TASK GOAL: Find and copy each line of the data that includes "Fake".

Items from an interface collection:

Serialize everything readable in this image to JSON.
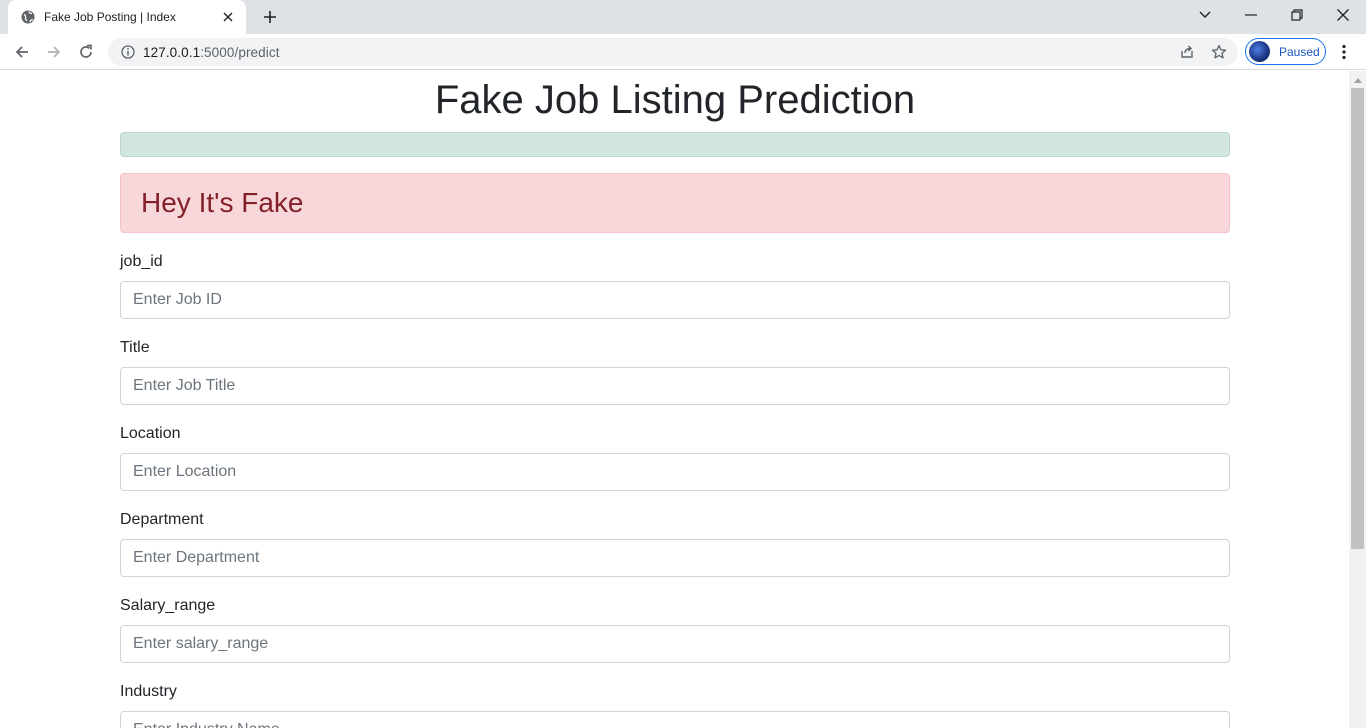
{
  "browser": {
    "tab_title": "Fake Job Posting | Index",
    "url_host": "127.0.0.1",
    "url_port_path": ":5000/predict",
    "profile_label": "Paused"
  },
  "page": {
    "title": "Fake Job Listing Prediction",
    "success_alert_text": "",
    "result_text": "Hey It's Fake"
  },
  "form": {
    "fields": [
      {
        "label": "job_id",
        "placeholder": "Enter Job ID",
        "value": ""
      },
      {
        "label": "Title",
        "placeholder": "Enter Job Title",
        "value": ""
      },
      {
        "label": "Location",
        "placeholder": "Enter Location",
        "value": ""
      },
      {
        "label": "Department",
        "placeholder": "Enter Department",
        "value": ""
      },
      {
        "label": "Salary_range",
        "placeholder": "Enter salary_range",
        "value": ""
      },
      {
        "label": "Industry",
        "placeholder": "Enter Industry Name",
        "value": ""
      }
    ]
  },
  "colors": {
    "success_bg": "#d1e7dd",
    "danger_bg": "#f8d7da",
    "danger_text": "#842029",
    "accent": "#1a73e8"
  }
}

YOUR RESPONSE:
    "tab_title": "Fake Job Posting | Index",
    "title": "Fake Job Listing Prediction",
    "result_text": "Hey It's Fake"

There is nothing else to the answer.